What is being asked: Report back each line of the records that contains the string "with".

[Page and application data records]
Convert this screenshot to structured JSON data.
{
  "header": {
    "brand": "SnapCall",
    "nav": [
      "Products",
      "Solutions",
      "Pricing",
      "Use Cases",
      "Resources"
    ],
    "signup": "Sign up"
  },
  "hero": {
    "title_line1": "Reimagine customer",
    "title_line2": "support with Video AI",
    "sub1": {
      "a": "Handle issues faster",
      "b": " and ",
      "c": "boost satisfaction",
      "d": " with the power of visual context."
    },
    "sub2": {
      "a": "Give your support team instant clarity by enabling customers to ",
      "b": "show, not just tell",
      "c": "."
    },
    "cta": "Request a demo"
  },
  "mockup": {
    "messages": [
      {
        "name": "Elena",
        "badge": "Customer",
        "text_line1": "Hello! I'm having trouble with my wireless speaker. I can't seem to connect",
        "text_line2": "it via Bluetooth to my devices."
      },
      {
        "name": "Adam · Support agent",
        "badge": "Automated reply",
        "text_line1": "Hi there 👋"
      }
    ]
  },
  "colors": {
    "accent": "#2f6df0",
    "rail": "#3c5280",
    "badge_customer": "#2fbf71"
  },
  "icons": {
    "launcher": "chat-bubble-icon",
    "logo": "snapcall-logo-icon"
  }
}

Task solution:
    "title_line2": "support with Video AI",
      "d": " with the power of visual context."
        "text_line1": "Hello! I'm having trouble with my wireless speaker. I can't seem to connect",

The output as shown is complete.